If the reserves to production ratio have to grow in the future years, the prices must hold good at economic levels. But too high prices would also make entry of alternate fuels that much more feasible. The low price of fossil fuel like Oil and coal vis-à-vis any alternate fuel acts to facilitate consumption of these fuels at a higher rate. Secondly the economics would depend on how new innovation in electric batteries would respond to oil prices given the price sensitivities of oil over battery costs. This is very important as oil cannot be replaced by solar or wind for transportation.

The economics of fossil-fuels versus alternate fuel is heavily dependent on three factors:

  1. Price of Oil/natural gas
  2. Exploration of new reserves and the growth of reserves as a ratio of production
  3. Technology upgrades in renewables, especially in Solar and in car batteries that compete directly with natural gas or oil.

Reducing demand for petroleum will also require low-carbon sources of transportation, potentially through the large-scale adoption of electric vehicles.

The Journal of Economic Perspectives notes in the thesis, 'Would we ever stop using fossil fuels', "If we analyze trends in production costs for these cleaner technologies we would find it implausible that these trends alone will sufficiently reduce fossil fuel consumption for the world as a whole".

U.S. Transportation Sector uses 60% of oil consumed in U.S. and the paper summarizes the findings by analyzing:

1. Recent changes in the relative prices of carbon-free and fossil-fuel-based energy technologies

2. To characterize what future relative prices are necessary to reduce demand for fossil fuels in a substantial manner

The results of the study showed that:

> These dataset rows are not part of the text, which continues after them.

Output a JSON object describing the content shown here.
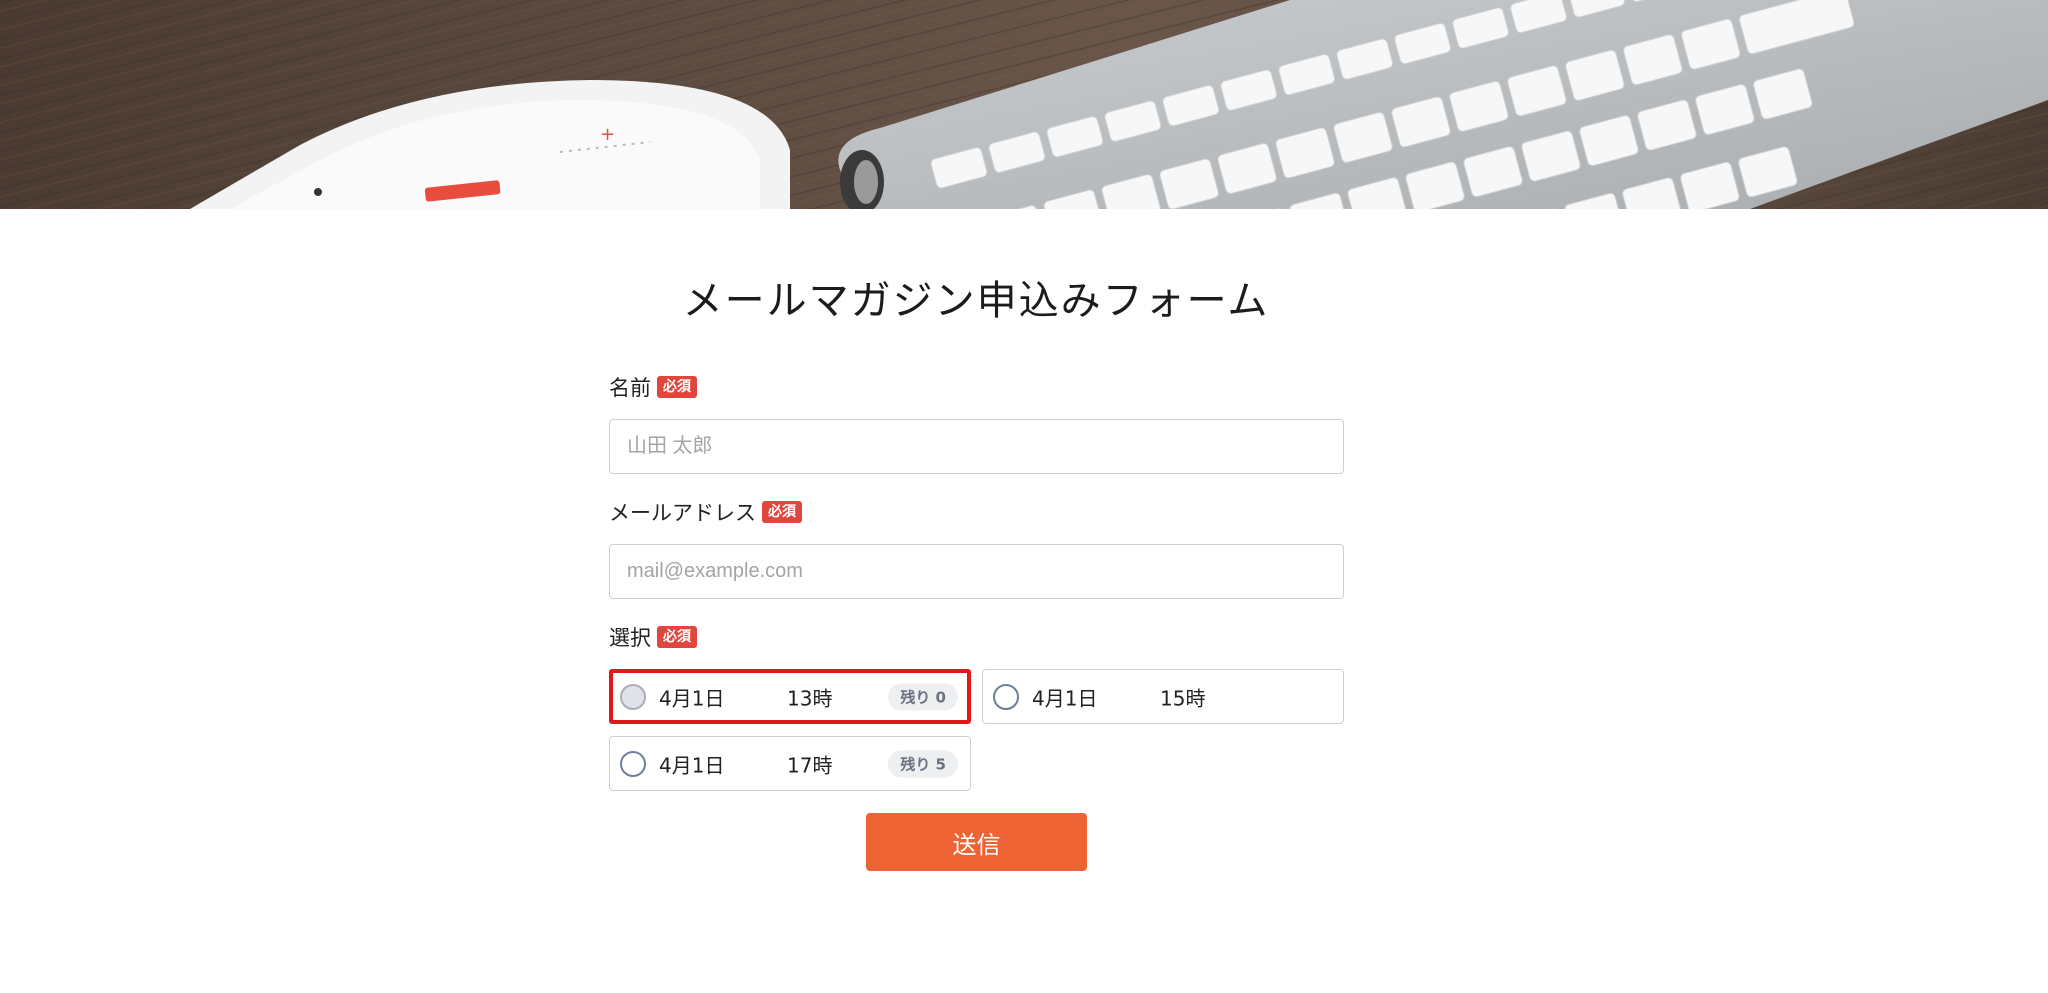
{
  "form": {
    "title": "メールマガジン申込みフォーム",
    "required_label": "必須",
    "fields": {
      "name": {
        "label": "名前",
        "placeholder": "山田 太郎",
        "value": ""
      },
      "email": {
        "label": "メールアドレス",
        "placeholder": "mail@example.com",
        "value": ""
      },
      "selection": {
        "label": "選択",
        "options": [
          {
            "date": "4月1日",
            "time": "13時",
            "remaining": "残り 0",
            "disabled": true
          },
          {
            "date": "4月1日",
            "time": "15時",
            "remaining": ""
          },
          {
            "date": "4月1日",
            "time": "17時",
            "remaining": "残り 5"
          }
        ]
      }
    },
    "submit_label": "送信"
  },
  "colors": {
    "accent_button": "#ee6334",
    "required_badge": "#e0463e",
    "highlight_outline": "#e01818"
  }
}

  1. Even if oil prices were at $100 per barrel, the price of batteries that store the energy necessary to power these vehicles needs to decrease by a factor of three.
  2. The time needed for these batteries to charge must be shortened.
  3. Third, the electricity that is fueling these cars will need to have sufficiently lower carbon content than petroleum.

The study looked at discounted value of operating an internal combustion engine, compared with the present discounted cost of operating an electric vehicle, as in Tesla. The chart given on page 133 of the paper is striking.

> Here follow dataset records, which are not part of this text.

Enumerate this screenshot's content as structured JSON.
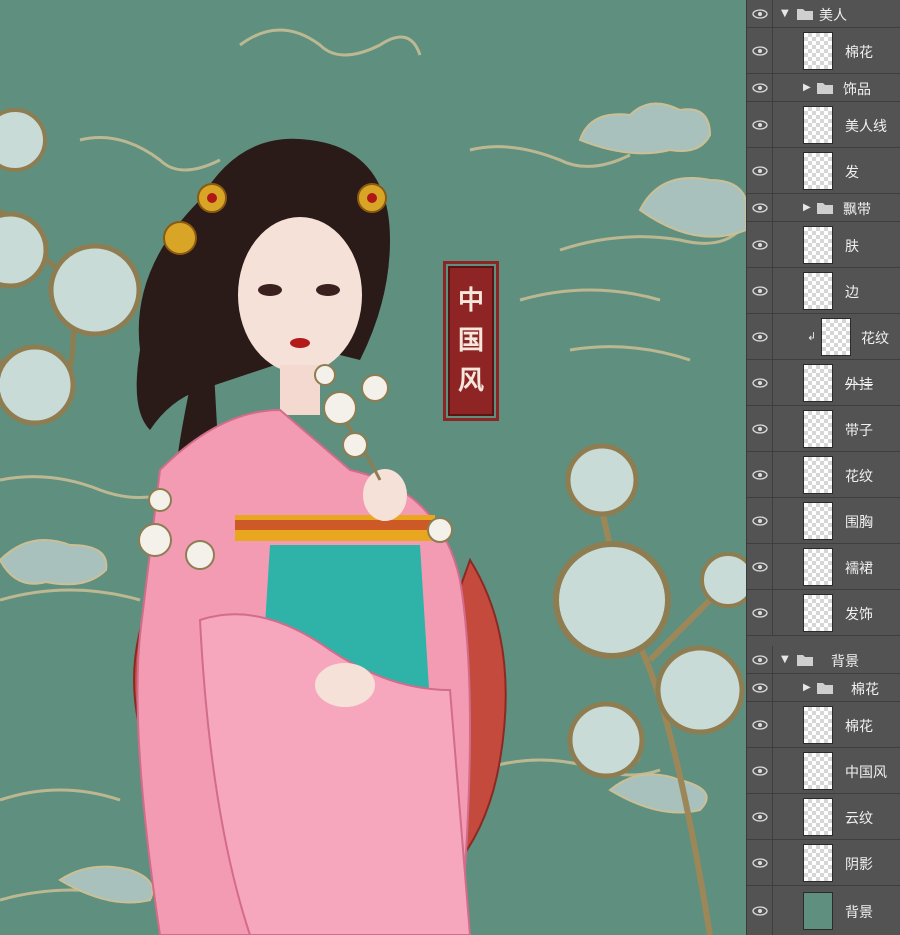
{
  "artwork": {
    "seal_text": [
      "中",
      "国",
      "风"
    ],
    "background_color": "#5f8f7e",
    "seal_color": "#8e2424"
  },
  "layers_panel": {
    "rows": [
      {
        "label": "美人",
        "kind": "group",
        "expanded": true,
        "visible": true
      },
      {
        "label": "棉花",
        "kind": "layer",
        "visible": true
      },
      {
        "label": "饰品",
        "kind": "group",
        "expanded": false,
        "visible": true
      },
      {
        "label": "美人线",
        "kind": "layer",
        "visible": true
      },
      {
        "label": "发",
        "kind": "layer",
        "visible": true
      },
      {
        "label": "飘带",
        "kind": "group",
        "expanded": false,
        "visible": true
      },
      {
        "label": "肤",
        "kind": "layer",
        "visible": true
      },
      {
        "label": "边",
        "kind": "layer",
        "visible": true
      },
      {
        "label": "花纹",
        "kind": "clipped-layer",
        "visible": true
      },
      {
        "label": "外挂",
        "kind": "layer",
        "visible": true,
        "strike": true
      },
      {
        "label": "带子",
        "kind": "layer",
        "visible": true
      },
      {
        "label": "花纹",
        "kind": "layer",
        "visible": true
      },
      {
        "label": "围胸",
        "kind": "layer",
        "visible": true
      },
      {
        "label": "襦裙",
        "kind": "layer",
        "visible": true
      },
      {
        "label": "发饰",
        "kind": "layer",
        "visible": true
      },
      {
        "label": "背景",
        "kind": "group",
        "expanded": true,
        "visible": true
      },
      {
        "label": "棉花",
        "kind": "group",
        "expanded": false,
        "visible": true
      },
      {
        "label": "棉花",
        "kind": "layer",
        "visible": true
      },
      {
        "label": "中国风",
        "kind": "layer",
        "visible": true
      },
      {
        "label": "云纹",
        "kind": "layer",
        "visible": true
      },
      {
        "label": "阴影",
        "kind": "layer",
        "visible": true
      },
      {
        "label": "背景",
        "kind": "layer",
        "visible": true,
        "solid_thumb": true
      }
    ]
  },
  "icons": {
    "eye": "eye-icon",
    "folder": "folder-icon",
    "expand": "triangle-down-icon",
    "collapse": "triangle-right-icon",
    "clip": "clipping-mask-icon"
  }
}
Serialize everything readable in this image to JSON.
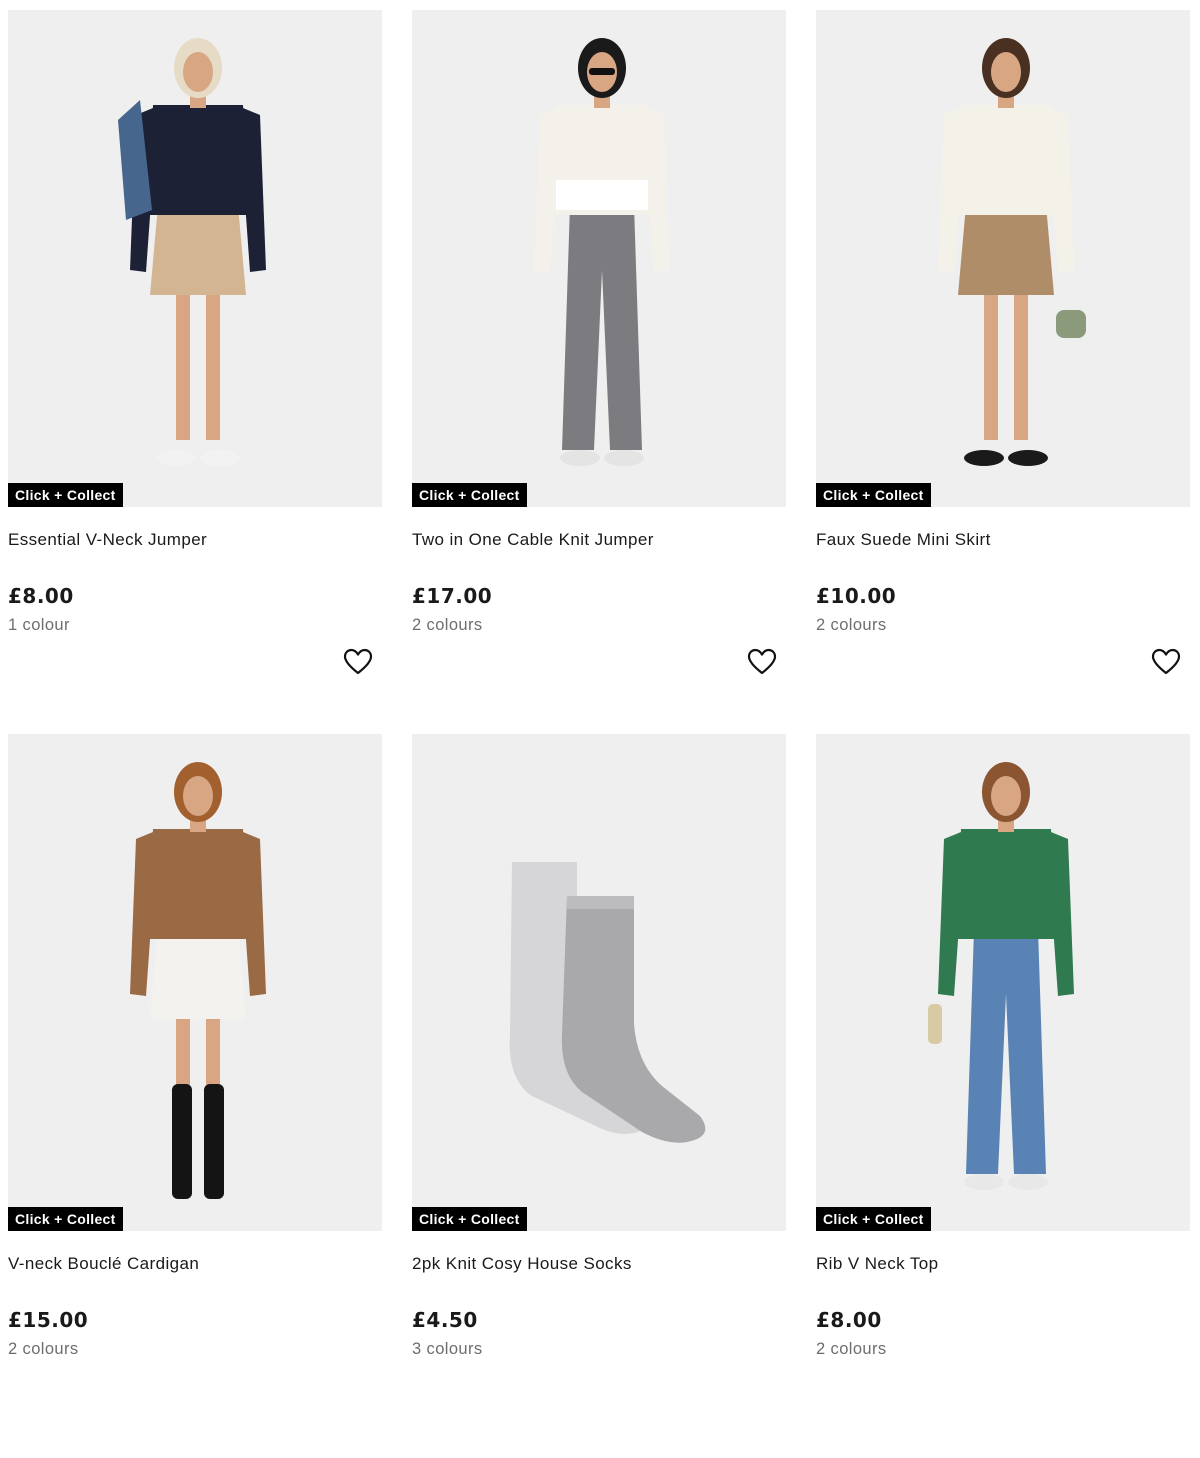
{
  "products": [
    {
      "name": "Essential V-Neck Jumper",
      "price": "£8.00",
      "colours": "1 colour",
      "badge": "Click + Collect",
      "image_icon": "woman-v-neck-jumper-photo",
      "colors": {
        "top": "#1c2136",
        "bottom": "#d3b592",
        "extra": "#47668e",
        "hair": "#e6dcc5",
        "shoes": "#f2f2f2"
      }
    },
    {
      "name": "Two in One Cable Knit Jumper",
      "price": "£17.00",
      "colours": "2 colours",
      "badge": "Click + Collect",
      "image_icon": "woman-cable-knit-jumper-photo",
      "colors": {
        "top": "#f3f1ea",
        "bottom": "#7c7c80",
        "extra": "#ffffff",
        "hair": "#1a1a1a",
        "shoes": "#e4e4e4"
      }
    },
    {
      "name": "Faux Suede Mini Skirt",
      "price": "£10.00",
      "colours": "2 colours",
      "badge": "Click + Collect",
      "image_icon": "woman-suede-mini-skirt-photo",
      "colors": {
        "top": "#f4f1e8",
        "bottom": "#b08d69",
        "extra": "#8c9a7c",
        "hair": "#4a3020",
        "shoes": "#1a1a1a"
      }
    },
    {
      "name": "V-neck Bouclé Cardigan",
      "price": "£15.00",
      "colours": "2 colours",
      "badge": "Click + Collect",
      "image_icon": "woman-boucle-cardigan-photo",
      "colors": {
        "top": "#9a6a45",
        "bottom": "#f4f2ee",
        "extra": "#141414",
        "hair": "#a2602f",
        "shoes": "#141414"
      }
    },
    {
      "name": "2pk Knit Cosy House Socks",
      "price": "£4.50",
      "colours": "3 colours",
      "badge": "Click + Collect",
      "image_icon": "grey-socks-photo",
      "colors": {
        "top": "#d6d6d8",
        "bottom": "#a9a8ab",
        "extra": "#bcbcbe",
        "hair": "#000000",
        "shoes": "#000000"
      }
    },
    {
      "name": "Rib V Neck Top",
      "price": "£8.00",
      "colours": "2 colours",
      "badge": "Click + Collect",
      "image_icon": "woman-rib-v-neck-top-photo",
      "colors": {
        "top": "#2f7a4e",
        "bottom": "#5a83b5",
        "extra": "#d8cba4",
        "hair": "#8a5530",
        "shoes": "#e8e8e8"
      }
    }
  ],
  "wishlist_icon": "heart-outline-icon"
}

The study found: At a battery cost of $325 per kWh, the price of oil would need to exceed $350 per barrel before the electric vehicle was cheaper to operate. For comparison, the current December 2020 oil futures price using the West Texas Intermediate benchmark is $55/barrel, requiring a battery cost that would fall to $64 per kWh.

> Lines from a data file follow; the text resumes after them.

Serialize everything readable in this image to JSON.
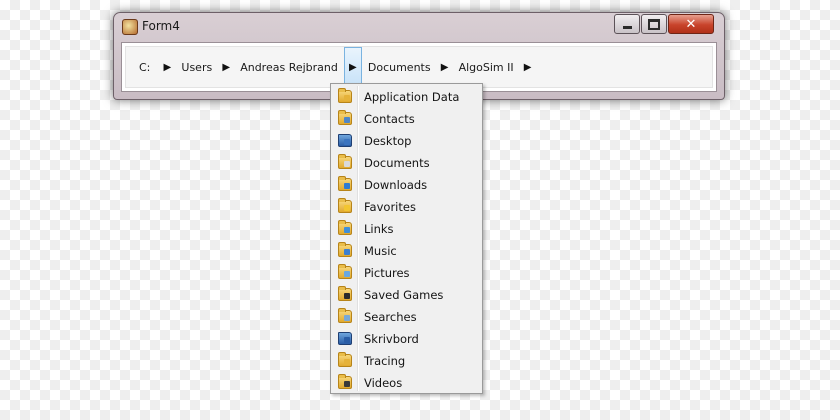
{
  "window": {
    "title": "Form4"
  },
  "breadcrumb": {
    "items": [
      "C:",
      "Users",
      "Andreas Rejbrand",
      "Documents",
      "AlgoSim II"
    ],
    "separator": "▶"
  },
  "menu": {
    "items": [
      {
        "label": "Application Data",
        "icon": "folder-icon",
        "accent": "#e5b23a"
      },
      {
        "label": "Contacts",
        "icon": "contacts-folder-icon",
        "accent": "#4f86c6"
      },
      {
        "label": "Desktop",
        "icon": "desktop-folder-icon",
        "accent": "#3b74bf"
      },
      {
        "label": "Documents",
        "icon": "documents-folder-icon",
        "accent": "#d9d9d9"
      },
      {
        "label": "Downloads",
        "icon": "downloads-folder-icon",
        "accent": "#2f7cd3"
      },
      {
        "label": "Favorites",
        "icon": "favorites-folder-icon",
        "accent": "#f2c531"
      },
      {
        "label": "Links",
        "icon": "links-folder-icon",
        "accent": "#3f8fd9"
      },
      {
        "label": "Music",
        "icon": "music-folder-icon",
        "accent": "#3c7fcf"
      },
      {
        "label": "Pictures",
        "icon": "pictures-folder-icon",
        "accent": "#6aa8e0"
      },
      {
        "label": "Saved Games",
        "icon": "saved-games-folder-icon",
        "accent": "#2b2b2b"
      },
      {
        "label": "Searches",
        "icon": "searches-folder-icon",
        "accent": "#7aa9d6"
      },
      {
        "label": "Skrivbord",
        "icon": "skrivbord-folder-icon",
        "accent": "#2a5da6"
      },
      {
        "label": "Tracing",
        "icon": "folder-icon",
        "accent": "#e5b23a"
      },
      {
        "label": "Videos",
        "icon": "videos-folder-icon",
        "accent": "#3a3a3a"
      }
    ]
  }
}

If one accounts for the innovation in electric cars, one must also account for the innovation in internal consumption engines as well. Even at the US Department of Energy target price for 2020 @$125 per KWh, oil prices would have to rise to $115 per barrel for electric cars to break-even.

So it is never going to be economics that will drive the decision of Oil over an electric car in the current levels of known innovation. The social costs however could be another matter and the economics of social costs would need several other assumptions, which I am not getting into.

So in sum:

  1. If the current trend of Oil prices continue, the short run may not see any dramatic change in reserves to production ratio
  2. The economics of alternate energy sources that compete with Oil, especially in the transportation sector, do not pose as serious challenges
  3. The reserves to production ratio for Oil would likely taper off in the near future, but would still point to a continuation of fossil fuel dominance for several years to come

Disclosure: I/we have no positions in any stocks mentioned, and no plans to initiate any positions within the next 72 hours.

I wrote this article myself, and it expresses my own opinions. I am not receiving compensation for it (other than from Seeking Alpha). I have no business relationship with any company whose stock is mentioned in this article.